> Task:
Go through the material below and copy all lines with "JSON".

> Provided data:

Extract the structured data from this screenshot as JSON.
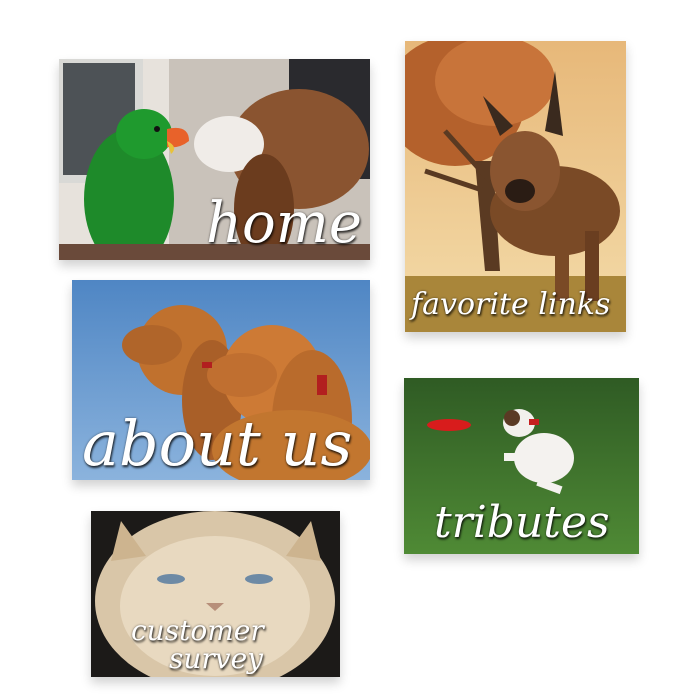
{
  "nav": {
    "home": {
      "label": "home",
      "icon": "parrot-and-basset-hound-photo"
    },
    "favorite_links": {
      "label": "favorite links",
      "icon": "german-shepherd-under-tree-photo"
    },
    "about_us": {
      "label": "about us",
      "icon": "two-cocker-spaniels-photo"
    },
    "tributes": {
      "label": "tributes",
      "icon": "jack-russell-catching-frisbee-photo"
    },
    "customer_survey": {
      "label_line1": "customer",
      "label_line2": "survey",
      "icon": "grumpy-persian-cat-photo"
    }
  },
  "colors": {
    "background": "#ffffff",
    "label_text": "#ffffff",
    "parrot_green": "#1e8a2a",
    "frisbee_red": "#d81c1c",
    "sky_blue": "#5b8fc9",
    "grass_green": "#3f7a2e"
  }
}
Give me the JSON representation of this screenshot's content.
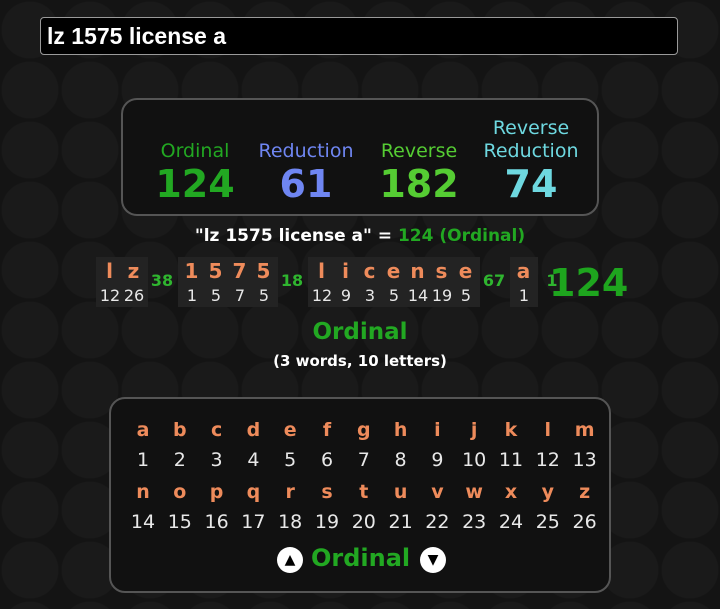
{
  "search": {
    "value": "lz 1575 license a"
  },
  "summary": {
    "ordinal_label": "Ordinal",
    "ordinal_value": "124",
    "reduction_label": "Reduction",
    "reduction_value": "61",
    "reverse_label": "Reverse",
    "reverse_value": "182",
    "reverse_reduction_label_1": "Reverse",
    "reverse_reduction_label_2": "Reduction",
    "reverse_reduction_value": "74"
  },
  "caption": {
    "phrase": "\"lz 1575 license a\"",
    "equals": " = ",
    "result": "124 (Ordinal)"
  },
  "breakdown": {
    "groups": [
      {
        "letters": [
          [
            "l",
            "12"
          ],
          [
            "z",
            "26"
          ]
        ],
        "sum": "38"
      },
      {
        "letters": [
          [
            "1",
            "1"
          ],
          [
            "5",
            "5"
          ],
          [
            "7",
            "7"
          ],
          [
            "5",
            "5"
          ]
        ],
        "sum": "18"
      },
      {
        "letters": [
          [
            "l",
            "12"
          ],
          [
            "i",
            "9"
          ],
          [
            "c",
            "3"
          ],
          [
            "e",
            "5"
          ],
          [
            "n",
            "14"
          ],
          [
            "s",
            "19"
          ],
          [
            "e",
            "5"
          ]
        ],
        "sum": "67"
      },
      {
        "letters": [
          [
            "a",
            "1"
          ]
        ],
        "sum": "1"
      }
    ],
    "total": "124"
  },
  "cipher_title": "Ordinal",
  "cipher_counts": "(3 words, 10 letters)",
  "cipher_chart": {
    "rows": [
      {
        "letters": [
          "a",
          "b",
          "c",
          "d",
          "e",
          "f",
          "g",
          "h",
          "i",
          "j",
          "k",
          "l",
          "m"
        ],
        "values": [
          "1",
          "2",
          "3",
          "4",
          "5",
          "6",
          "7",
          "8",
          "9",
          "10",
          "11",
          "12",
          "13"
        ]
      },
      {
        "letters": [
          "n",
          "o",
          "p",
          "q",
          "r",
          "s",
          "t",
          "u",
          "v",
          "w",
          "x",
          "y",
          "z"
        ],
        "values": [
          "14",
          "15",
          "16",
          "17",
          "18",
          "19",
          "20",
          "21",
          "22",
          "23",
          "24",
          "25",
          "26"
        ]
      }
    ],
    "name": "Ordinal",
    "prev_icon": "chevron-up-icon",
    "next_icon": "chevron-down-icon"
  },
  "colors": {
    "ordinal": "#22a822",
    "reduction": "#6f86f2",
    "reverse": "#55cc33",
    "reverse_reduction": "#6ed8e0",
    "letter": "#ee8b5b"
  }
}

> Task response:
Extract the structured data from this screenshot as JSON.
Give me the JSON representation of this screenshot's content.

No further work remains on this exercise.